Your instructions: Find the lines of data that contain the string "target", then list them.

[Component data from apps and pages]
┄┄┄┄┄┄┄┄┄┄┄┄┄┄┄┄┄┄┄┄

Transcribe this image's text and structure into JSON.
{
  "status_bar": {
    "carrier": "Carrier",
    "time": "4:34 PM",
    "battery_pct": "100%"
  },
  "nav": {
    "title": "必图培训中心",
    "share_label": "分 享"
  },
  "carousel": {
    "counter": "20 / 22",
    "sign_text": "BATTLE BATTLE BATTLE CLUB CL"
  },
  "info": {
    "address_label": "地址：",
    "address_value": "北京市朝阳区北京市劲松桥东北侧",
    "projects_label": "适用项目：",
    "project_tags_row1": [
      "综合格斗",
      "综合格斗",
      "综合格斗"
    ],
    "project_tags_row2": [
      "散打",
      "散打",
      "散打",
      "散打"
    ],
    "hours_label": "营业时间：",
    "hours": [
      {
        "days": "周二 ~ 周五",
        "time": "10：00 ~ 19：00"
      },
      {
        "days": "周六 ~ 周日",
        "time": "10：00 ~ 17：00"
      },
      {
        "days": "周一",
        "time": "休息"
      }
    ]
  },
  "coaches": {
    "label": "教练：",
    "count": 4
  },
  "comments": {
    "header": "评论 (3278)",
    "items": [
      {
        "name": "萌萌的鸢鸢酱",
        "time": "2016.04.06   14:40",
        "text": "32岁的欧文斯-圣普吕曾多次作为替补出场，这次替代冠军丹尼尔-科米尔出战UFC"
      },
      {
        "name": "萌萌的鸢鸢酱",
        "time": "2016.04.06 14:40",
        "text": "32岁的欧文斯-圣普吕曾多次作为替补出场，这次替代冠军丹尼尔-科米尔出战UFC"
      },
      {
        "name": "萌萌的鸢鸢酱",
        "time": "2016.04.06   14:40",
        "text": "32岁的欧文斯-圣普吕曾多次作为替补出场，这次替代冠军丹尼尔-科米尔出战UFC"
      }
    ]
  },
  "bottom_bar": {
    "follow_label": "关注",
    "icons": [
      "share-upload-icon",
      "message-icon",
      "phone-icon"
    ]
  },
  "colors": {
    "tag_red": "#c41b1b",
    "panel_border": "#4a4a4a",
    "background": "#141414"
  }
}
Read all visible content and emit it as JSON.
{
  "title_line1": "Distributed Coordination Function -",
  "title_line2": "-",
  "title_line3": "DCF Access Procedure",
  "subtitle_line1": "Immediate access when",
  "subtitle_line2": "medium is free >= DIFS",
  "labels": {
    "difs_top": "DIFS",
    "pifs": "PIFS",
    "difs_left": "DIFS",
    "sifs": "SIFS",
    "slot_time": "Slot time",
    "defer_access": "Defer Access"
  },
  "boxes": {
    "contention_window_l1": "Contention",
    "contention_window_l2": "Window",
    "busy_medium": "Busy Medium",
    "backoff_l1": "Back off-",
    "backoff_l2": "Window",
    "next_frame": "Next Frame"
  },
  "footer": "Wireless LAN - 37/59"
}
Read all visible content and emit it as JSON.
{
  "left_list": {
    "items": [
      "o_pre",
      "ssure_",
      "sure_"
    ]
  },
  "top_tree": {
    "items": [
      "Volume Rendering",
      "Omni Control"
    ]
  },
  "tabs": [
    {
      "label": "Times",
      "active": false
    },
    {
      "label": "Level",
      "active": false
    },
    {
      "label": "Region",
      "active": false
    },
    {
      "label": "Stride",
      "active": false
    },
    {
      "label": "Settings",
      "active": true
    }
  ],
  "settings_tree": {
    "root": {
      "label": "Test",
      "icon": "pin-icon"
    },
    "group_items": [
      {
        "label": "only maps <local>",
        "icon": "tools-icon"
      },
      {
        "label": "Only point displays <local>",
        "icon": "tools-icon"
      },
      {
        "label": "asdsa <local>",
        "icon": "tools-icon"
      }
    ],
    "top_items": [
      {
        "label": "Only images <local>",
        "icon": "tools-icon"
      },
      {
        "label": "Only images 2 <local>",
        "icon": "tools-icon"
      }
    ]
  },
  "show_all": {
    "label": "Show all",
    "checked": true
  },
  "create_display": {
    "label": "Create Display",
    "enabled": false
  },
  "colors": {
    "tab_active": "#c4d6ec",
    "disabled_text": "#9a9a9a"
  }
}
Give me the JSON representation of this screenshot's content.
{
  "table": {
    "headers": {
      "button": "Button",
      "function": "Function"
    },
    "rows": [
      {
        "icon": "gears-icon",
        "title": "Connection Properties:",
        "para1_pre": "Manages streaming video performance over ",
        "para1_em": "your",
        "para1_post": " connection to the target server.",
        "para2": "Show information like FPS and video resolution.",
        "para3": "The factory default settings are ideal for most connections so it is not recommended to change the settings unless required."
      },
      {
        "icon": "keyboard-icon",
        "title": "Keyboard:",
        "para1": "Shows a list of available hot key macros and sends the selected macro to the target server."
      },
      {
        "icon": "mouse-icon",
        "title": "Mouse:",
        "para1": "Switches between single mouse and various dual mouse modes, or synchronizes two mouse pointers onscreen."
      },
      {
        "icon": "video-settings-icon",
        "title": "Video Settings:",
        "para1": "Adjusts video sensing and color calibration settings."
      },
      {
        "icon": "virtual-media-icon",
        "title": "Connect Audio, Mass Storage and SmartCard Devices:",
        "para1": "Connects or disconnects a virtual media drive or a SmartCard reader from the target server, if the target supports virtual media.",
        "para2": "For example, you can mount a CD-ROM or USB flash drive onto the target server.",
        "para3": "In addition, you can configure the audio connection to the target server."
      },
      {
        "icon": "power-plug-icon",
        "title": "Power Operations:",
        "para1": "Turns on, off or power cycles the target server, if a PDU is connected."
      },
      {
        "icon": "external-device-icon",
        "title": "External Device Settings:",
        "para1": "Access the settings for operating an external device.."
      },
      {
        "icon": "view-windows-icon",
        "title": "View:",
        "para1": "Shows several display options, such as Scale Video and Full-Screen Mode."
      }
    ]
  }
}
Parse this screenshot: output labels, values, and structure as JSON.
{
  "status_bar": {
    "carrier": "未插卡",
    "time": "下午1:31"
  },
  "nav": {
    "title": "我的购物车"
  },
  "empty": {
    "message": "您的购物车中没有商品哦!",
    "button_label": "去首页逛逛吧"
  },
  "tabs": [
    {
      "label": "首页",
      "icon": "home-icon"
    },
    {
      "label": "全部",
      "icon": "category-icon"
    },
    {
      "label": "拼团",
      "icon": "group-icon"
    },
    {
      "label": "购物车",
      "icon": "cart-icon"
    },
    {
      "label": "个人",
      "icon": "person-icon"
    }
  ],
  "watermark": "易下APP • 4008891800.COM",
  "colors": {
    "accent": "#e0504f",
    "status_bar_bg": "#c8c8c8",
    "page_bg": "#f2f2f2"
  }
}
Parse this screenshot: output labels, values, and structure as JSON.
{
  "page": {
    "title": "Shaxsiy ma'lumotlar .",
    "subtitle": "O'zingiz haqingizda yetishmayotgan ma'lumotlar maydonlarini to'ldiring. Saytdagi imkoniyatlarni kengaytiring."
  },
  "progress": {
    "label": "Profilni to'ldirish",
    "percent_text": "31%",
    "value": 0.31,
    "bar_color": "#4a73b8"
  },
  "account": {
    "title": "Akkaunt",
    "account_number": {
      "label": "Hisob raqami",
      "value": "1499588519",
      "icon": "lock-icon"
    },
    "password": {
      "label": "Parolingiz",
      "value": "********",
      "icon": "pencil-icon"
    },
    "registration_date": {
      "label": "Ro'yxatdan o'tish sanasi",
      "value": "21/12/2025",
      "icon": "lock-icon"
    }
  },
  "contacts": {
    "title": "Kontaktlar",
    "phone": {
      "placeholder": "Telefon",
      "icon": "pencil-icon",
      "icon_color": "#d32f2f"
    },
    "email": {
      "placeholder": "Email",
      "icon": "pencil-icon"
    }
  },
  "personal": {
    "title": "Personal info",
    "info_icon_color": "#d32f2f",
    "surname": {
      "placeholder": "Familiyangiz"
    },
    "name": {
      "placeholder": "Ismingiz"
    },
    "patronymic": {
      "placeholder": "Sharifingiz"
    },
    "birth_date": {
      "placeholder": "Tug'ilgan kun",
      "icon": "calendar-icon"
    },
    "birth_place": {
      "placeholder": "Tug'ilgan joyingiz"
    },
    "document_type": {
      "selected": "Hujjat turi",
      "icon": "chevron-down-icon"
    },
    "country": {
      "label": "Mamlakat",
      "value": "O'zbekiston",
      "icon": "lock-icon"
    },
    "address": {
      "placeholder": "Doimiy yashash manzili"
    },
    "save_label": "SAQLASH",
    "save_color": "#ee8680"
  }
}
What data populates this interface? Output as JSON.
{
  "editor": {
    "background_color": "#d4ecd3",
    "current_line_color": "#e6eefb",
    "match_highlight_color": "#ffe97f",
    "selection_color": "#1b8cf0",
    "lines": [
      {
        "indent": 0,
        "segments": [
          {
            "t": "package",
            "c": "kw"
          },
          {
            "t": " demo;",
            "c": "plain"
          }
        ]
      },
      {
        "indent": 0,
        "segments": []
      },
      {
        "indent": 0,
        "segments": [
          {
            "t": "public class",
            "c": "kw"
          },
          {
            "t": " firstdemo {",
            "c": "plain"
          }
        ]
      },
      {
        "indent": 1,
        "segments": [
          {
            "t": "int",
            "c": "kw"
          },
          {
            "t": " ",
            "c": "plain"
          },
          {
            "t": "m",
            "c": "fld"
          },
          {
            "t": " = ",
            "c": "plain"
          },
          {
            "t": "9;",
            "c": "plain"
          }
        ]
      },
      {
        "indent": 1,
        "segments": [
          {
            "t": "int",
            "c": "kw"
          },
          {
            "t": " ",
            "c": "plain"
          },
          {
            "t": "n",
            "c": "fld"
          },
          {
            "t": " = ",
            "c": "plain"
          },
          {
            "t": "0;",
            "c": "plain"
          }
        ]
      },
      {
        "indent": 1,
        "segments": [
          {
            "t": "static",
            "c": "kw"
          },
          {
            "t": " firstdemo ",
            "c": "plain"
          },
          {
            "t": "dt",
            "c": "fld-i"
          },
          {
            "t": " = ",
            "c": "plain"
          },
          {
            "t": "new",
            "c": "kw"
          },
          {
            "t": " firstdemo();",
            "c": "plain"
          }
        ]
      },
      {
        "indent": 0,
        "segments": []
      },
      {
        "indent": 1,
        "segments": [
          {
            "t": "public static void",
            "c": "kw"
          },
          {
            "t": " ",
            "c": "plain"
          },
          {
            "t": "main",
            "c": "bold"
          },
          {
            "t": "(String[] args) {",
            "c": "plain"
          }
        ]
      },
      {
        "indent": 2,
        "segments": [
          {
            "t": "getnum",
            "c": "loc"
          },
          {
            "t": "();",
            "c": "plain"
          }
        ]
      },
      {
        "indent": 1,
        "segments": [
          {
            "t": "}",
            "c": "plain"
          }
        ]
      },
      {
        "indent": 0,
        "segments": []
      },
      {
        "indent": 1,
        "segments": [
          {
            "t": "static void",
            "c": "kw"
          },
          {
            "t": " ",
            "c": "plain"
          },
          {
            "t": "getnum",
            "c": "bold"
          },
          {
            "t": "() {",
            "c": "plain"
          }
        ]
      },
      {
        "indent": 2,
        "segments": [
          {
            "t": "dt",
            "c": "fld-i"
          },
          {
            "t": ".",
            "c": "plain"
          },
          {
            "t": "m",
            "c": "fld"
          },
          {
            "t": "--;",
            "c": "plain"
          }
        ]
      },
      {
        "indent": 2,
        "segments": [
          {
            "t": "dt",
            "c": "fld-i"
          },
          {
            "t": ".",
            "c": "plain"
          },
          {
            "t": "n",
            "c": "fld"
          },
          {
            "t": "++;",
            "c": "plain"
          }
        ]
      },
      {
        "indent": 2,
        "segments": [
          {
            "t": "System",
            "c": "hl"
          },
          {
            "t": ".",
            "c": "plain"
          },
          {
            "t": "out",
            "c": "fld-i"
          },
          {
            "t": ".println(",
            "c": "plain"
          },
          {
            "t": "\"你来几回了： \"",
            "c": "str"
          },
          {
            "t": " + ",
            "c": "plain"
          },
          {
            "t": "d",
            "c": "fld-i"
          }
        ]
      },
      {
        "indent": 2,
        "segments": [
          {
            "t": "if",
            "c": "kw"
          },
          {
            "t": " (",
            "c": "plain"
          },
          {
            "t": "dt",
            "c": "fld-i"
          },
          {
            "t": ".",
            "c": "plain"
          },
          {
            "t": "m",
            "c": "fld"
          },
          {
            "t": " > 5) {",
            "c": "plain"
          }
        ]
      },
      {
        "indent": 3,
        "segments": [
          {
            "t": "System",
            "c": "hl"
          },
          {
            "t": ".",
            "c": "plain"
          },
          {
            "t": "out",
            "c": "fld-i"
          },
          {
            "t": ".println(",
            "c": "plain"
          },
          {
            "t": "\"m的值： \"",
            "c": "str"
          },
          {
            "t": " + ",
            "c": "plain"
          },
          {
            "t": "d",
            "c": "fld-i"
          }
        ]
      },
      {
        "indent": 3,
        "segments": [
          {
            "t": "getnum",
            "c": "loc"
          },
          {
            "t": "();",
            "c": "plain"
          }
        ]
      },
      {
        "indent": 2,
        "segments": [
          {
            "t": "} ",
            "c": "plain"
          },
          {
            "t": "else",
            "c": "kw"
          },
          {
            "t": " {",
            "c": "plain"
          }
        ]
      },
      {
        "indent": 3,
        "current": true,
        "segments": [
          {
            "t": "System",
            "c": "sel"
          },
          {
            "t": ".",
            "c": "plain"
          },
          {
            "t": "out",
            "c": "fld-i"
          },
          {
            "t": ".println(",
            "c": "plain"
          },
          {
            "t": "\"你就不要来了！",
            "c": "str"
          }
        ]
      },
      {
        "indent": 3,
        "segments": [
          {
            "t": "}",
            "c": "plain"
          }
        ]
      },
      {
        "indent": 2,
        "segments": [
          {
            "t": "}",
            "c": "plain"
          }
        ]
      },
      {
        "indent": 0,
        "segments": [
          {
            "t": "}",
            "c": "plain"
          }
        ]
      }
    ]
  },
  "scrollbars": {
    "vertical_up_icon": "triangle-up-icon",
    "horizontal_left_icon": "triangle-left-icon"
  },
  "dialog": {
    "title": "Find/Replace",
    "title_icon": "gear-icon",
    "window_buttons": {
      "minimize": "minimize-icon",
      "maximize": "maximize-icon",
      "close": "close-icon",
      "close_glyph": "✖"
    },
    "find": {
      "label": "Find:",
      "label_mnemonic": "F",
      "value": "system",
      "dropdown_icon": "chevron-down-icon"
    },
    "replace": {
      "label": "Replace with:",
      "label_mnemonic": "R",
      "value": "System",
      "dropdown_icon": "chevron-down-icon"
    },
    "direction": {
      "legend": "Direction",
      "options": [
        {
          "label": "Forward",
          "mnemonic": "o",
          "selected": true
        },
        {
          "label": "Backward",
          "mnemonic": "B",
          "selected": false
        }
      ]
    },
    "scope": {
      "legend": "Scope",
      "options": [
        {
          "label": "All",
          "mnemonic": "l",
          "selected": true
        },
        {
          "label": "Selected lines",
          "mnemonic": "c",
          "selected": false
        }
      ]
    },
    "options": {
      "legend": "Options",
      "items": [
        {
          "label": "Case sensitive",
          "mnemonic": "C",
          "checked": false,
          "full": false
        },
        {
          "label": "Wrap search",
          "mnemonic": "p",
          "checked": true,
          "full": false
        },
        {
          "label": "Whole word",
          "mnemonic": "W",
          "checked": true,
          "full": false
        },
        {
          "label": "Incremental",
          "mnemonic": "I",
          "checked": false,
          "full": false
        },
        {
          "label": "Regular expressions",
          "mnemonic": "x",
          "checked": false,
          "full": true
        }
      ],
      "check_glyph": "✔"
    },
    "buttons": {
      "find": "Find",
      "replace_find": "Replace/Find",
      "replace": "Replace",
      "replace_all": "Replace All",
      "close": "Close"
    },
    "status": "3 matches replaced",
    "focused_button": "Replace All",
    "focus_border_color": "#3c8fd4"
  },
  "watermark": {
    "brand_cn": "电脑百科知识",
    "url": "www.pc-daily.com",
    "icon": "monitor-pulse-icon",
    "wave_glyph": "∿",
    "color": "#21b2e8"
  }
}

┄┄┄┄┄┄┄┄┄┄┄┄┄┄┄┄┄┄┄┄

Solution to this exercise:
        "para1_post": " connection to the target server.",
        "para1": "Shows a list of available hot key macros and sends the selected macro to the target server."
        "para1": "Connects or disconnects a virtual media drive or a SmartCard reader from the target server, if the target supports virtual media.",
        "para2": "For example, you can mount a CD-ROM or USB flash drive onto the target server.",
        "para3": "In addition, you can configure the audio connection to the target server."
        "para1": "Turns on, off or power cycles the target server, if a PDU is connected."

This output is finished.